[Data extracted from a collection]
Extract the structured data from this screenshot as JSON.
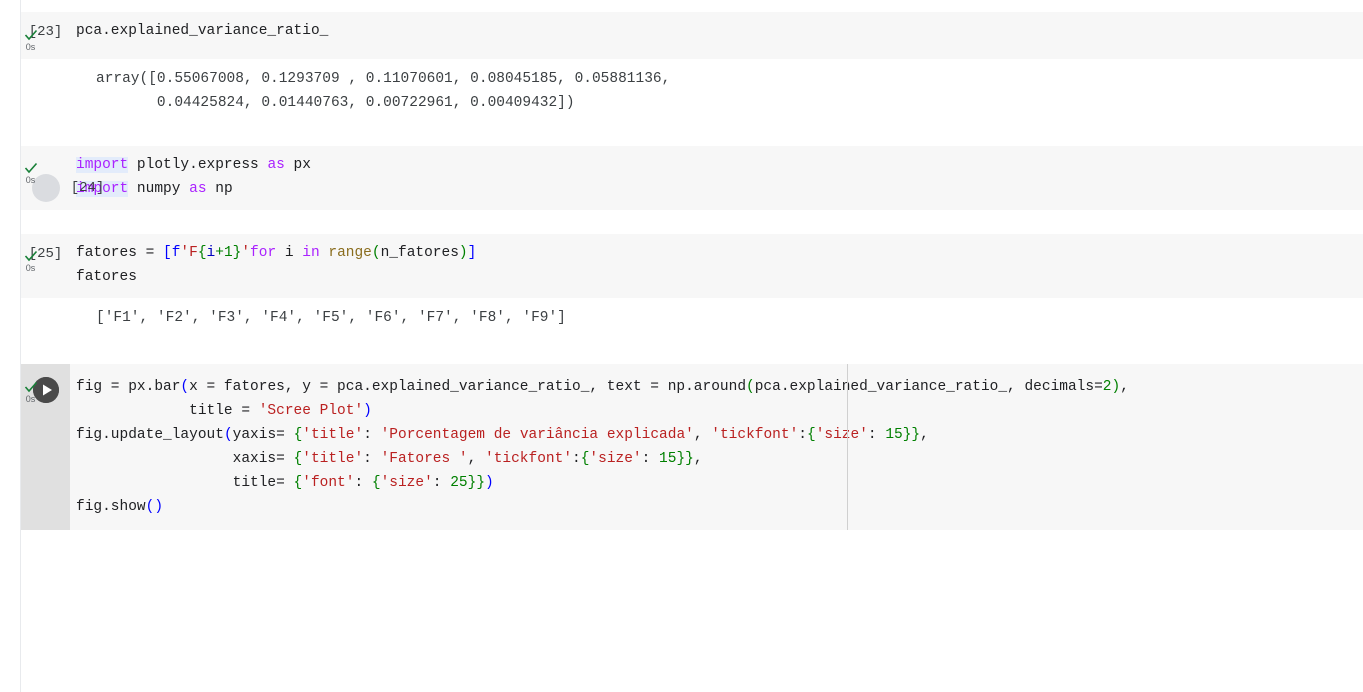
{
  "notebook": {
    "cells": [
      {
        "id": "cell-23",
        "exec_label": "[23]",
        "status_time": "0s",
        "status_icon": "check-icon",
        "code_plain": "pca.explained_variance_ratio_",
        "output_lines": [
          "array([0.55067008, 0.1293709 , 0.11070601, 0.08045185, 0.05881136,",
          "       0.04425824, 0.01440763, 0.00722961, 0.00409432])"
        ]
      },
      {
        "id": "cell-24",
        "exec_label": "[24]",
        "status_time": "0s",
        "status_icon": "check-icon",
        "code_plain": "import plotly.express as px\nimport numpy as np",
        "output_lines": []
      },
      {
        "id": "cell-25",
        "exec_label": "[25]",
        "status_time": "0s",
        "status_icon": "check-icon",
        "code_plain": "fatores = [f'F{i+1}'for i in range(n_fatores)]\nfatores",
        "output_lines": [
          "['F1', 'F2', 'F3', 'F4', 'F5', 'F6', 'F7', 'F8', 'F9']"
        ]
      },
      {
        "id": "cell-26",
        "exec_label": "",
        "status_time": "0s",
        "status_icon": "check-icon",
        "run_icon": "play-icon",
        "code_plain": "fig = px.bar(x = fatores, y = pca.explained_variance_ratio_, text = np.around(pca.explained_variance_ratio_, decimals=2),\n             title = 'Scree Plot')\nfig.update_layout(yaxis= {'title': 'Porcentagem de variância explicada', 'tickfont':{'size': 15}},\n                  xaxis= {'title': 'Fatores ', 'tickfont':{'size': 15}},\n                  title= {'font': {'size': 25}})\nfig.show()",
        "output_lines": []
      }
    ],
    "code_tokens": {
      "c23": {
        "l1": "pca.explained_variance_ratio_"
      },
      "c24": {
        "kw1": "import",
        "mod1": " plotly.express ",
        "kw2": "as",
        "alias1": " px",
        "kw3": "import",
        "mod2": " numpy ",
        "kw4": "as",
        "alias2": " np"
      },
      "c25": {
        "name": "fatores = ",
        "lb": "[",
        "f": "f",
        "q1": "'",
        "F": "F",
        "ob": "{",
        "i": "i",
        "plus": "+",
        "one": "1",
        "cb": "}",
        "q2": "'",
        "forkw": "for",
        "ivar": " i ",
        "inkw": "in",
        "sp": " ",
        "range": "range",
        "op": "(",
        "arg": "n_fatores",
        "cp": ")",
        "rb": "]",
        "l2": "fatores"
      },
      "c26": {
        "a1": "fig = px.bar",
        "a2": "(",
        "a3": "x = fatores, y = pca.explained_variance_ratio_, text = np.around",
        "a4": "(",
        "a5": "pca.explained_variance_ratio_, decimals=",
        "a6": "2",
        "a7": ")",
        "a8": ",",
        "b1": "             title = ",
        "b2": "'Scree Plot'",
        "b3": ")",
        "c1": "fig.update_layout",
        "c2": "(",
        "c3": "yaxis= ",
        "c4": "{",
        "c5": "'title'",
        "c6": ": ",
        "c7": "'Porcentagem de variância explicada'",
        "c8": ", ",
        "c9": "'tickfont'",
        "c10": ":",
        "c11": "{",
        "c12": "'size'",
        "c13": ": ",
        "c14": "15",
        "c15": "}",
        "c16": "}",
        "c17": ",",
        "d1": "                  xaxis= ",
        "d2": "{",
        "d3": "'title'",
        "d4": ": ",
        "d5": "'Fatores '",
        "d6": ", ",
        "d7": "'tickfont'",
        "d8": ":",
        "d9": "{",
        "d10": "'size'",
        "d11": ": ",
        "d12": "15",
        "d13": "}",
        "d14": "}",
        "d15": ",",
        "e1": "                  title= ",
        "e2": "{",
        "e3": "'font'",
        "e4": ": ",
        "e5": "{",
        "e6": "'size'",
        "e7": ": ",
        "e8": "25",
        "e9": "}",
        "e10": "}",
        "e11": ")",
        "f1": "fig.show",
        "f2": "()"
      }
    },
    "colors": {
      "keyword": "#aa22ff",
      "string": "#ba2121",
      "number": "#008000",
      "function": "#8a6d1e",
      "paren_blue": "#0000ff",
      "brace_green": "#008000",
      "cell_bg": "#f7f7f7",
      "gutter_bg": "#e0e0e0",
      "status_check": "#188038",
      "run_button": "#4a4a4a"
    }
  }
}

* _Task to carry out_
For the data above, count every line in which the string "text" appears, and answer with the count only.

* _Finished exercise_
2